:: PROBLEM REQUIREMENTS ::
The result should be every line in the data below that carries the string "任天堂明星".

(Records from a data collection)
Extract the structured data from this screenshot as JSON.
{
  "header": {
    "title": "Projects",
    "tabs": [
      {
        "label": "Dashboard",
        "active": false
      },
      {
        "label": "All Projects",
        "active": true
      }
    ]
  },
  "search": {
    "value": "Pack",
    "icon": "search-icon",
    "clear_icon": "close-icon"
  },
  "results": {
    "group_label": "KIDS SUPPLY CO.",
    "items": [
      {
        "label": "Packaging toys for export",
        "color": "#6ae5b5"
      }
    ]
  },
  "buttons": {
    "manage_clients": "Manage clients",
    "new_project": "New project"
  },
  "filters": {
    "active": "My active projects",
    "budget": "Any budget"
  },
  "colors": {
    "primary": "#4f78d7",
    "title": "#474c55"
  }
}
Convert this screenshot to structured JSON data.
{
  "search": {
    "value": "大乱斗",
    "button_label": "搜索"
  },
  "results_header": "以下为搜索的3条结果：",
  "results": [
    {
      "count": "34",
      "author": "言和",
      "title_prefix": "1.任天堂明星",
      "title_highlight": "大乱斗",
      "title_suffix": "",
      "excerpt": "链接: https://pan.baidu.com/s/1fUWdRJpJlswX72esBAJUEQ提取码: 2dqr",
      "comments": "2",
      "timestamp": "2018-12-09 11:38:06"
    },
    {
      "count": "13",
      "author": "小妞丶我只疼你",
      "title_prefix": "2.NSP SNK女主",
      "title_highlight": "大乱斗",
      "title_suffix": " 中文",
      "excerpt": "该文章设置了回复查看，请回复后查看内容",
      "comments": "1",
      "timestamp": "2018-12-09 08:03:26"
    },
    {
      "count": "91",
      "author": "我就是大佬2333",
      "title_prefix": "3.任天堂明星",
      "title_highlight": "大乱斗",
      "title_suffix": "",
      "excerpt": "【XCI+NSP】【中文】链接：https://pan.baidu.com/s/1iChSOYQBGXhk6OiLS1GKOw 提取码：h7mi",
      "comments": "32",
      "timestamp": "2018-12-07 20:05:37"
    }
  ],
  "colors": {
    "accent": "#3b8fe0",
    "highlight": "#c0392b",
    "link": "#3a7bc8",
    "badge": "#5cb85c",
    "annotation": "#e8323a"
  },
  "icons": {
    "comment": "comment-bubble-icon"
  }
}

:: RESULT OF THE EXERCISE ::
      "title_prefix": "1.任天堂明星",
      "title_prefix": "3.任天堂明星",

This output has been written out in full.